“DAYS have turned into weeks and weeks into months. We continue to seek justice and hope the day will soon come when we stop counting, and we worry no more.”
Thus declared Eli Capuyan, brother of Dexter Capuyan, an indigenous people’s rights activist who was abducted along with Gene Roz Jamil “Bazoo” de Jesus last April 28, 2023 in Taytay, Rizal. Both were former student leaders of the University of the Philippines Baguio.
They are now considered “desaparecidos” which is the Spanish and Portuguese word for “disappeared people” or victims of forced disappearance.
During the Pandesal Forum of Kamuning Bakery, Eli Capuyan, and other families of desaparecidos stressed that the enforced disappearances are clear violations of fundamental human rights, including the right to life, liberty, and security of person, as well as the right to due process and a fair trial.
The “International Day of the Victims of Enforced Disappearances” or “Desaparecidos Day” has been observed every August 30 annually since 2011.
The United Nations (UN) Commission on Human Rights defined desaparecidos to be of three elements: (a) deprivation of liberty against the will of a person; (b) involvement of government officials, at least by acquiescence; and (c) refusal to acknowledge the deprivation of liberty or concealment of the fate or whereabouts of the disappeared person.
The UN said that enforced disappearance has frequently been used as a strategy to spread terror within the society.
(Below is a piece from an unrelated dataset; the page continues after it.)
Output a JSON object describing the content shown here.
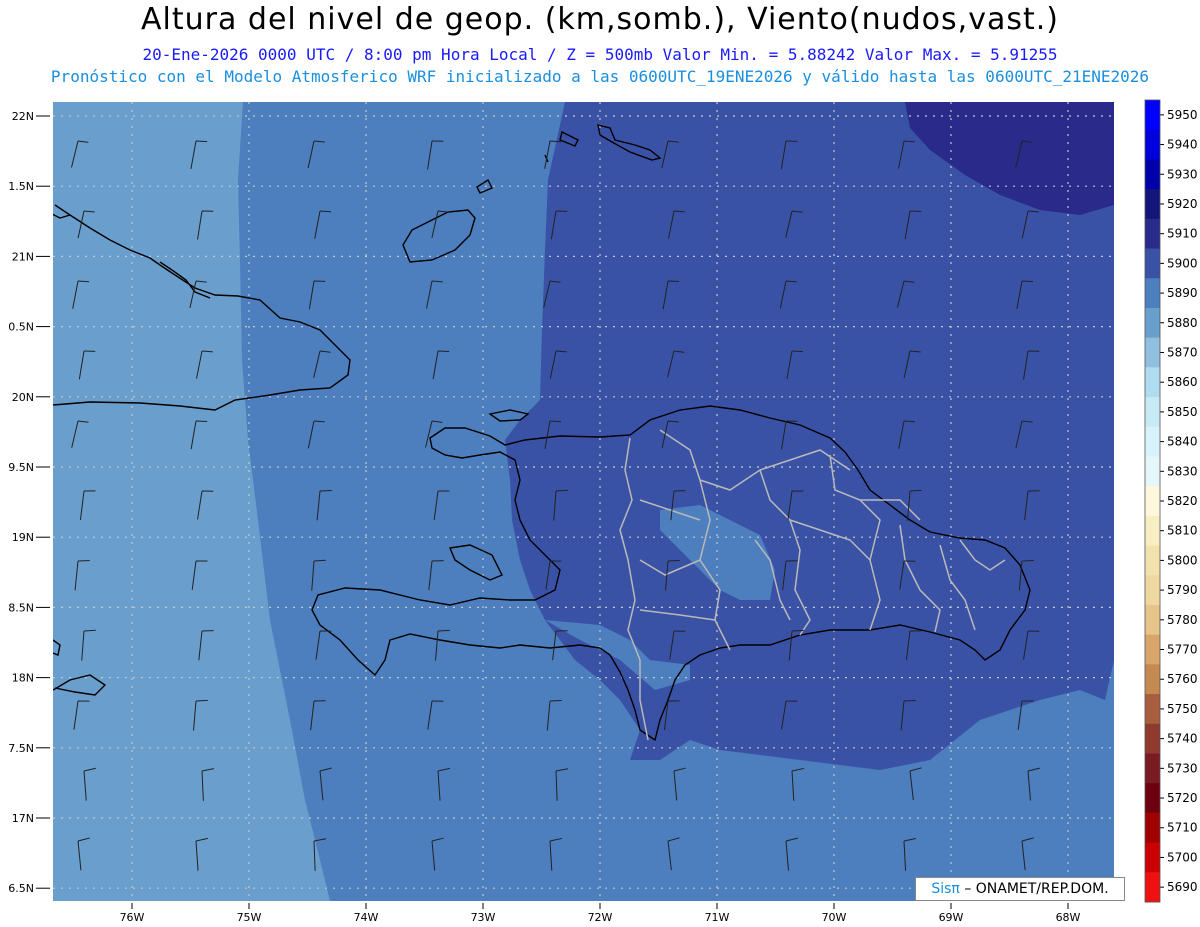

The feeling of insecurity is not limited to the close relatives of the disappeared but also affects the community as a whole.
The UN added that once largely the product of military dictatorships, enforced disappearances are also perpetrated in complex situations of internal conflict, especially as a means of political repression of opponents.
The UN identifies as particular concerns (a) the ongoing harassment of human rights defenders, relatives of victims, witnesses, and legal counsel dealing with cases of enforced disappearance; (b) the use by States of counter-terrorist activities as an excuse for breaching their obligations; (c ) and the widespread impunity for enforced disappearance.
The International Convention for the Protection of All Persons from Enforced Disappearance (which took effect on December 23, 2010) states that, when committed as part of a widespread or systematic attack directed at any civilian population, a “forced disappearance” qualifies as a crime against humanity. It gives victims’ families the right to seek reparations, and to demand the truth about the disappearance of their loved ones. The Philippines has not yet ratified the convention.
Data from the human rights group Karapatan and FIND indicate that there were between 950 to 1,000 desaparecidos during the late dictator’s term, 821 during Cory Aquino’s presidency, 39 under the term of Ramos, 26 under the Estrada administration, 206 during Arroyo’s term, 29 during Noynoy Aquino’s administration, and 20 under Duterte’s term.
Under the present administration, there are already eight desaparecidos, including Capuyan and de Jesus abducted on April 28, 2023 in Taytay, Rizal; Elena Pampoza and Elgene Mungcal abducted July 3 in Tarlac; Ariel Badiang abducted February 7 in Budkidnon; Lyn Grace Martullinas, Renel delos Santos and Denald Mailen abducted April 19 in Negros Occidental.
Peasant activist Jonas Burgos was abducted on April 28, 2007 in Quezon City during the Arroyo presidency.
Coincidentally, Burgos, De Jesus and Capuyan were abducted on the same day but 16 years apart.
On February 2, 2014, the Supreme Court upheld the 2013 findings of the Court of Appeals that ruled the military and the government responsible for the disappearance of Burgos.
The families of de Jesus and Capuyan have filed separate petitions for habeas corpus at the Court of Appeals.
The Anti-Enforced or Involuntary Disappearance Act of 2012 was signed into law on December 21, 2012 by then President Noynoy Aquino. The law makes the crime of enforced disappearance punishable by life imprisonment. The law treats enforced disappearances as a violation of human rights and a crime separate from kidnapping, serious illegal detention, and murder.
Critics warned that the broad offenses cited in the Anti-Terrorism Act of 2020 or R.A.11479 could make it easier for the government to commit human rights violations, including the occurrences of desaparecidos, suppressing lawful dissent, and principled advocacy.
The law will galvanize “red-tagging” that has often been directed towards individuals and organizations critical of the government, who are labeled “communist” or “terrorist” regardless of their actual beliefs or affiliations.
The “Bantayog ng mga Desaparecido” is a monument unveiled on July 13, 1994, in Baclaran Church to honor the victims of the Marcos dictatorship. The monument depicts a woman carrying a torch and a child holding a picture of his missing father.
As the struggle for truth and justice by the families of the desaparecidos continues, Filipinos must be vigilant against the ominous threat of state-sponsored suppression of dissent.
(Peyups is the moniker of the University of the Philippines. Atty. Dennis R. Gorecho heads the seafarers’ division of the Sapalo Velez Bundang Bulilan law offices. For comments, e-mail firstname.lastname@example.org, or call 09175025808 or 09088665786.)
(photo : desaparecidos artwork by Toym Imao)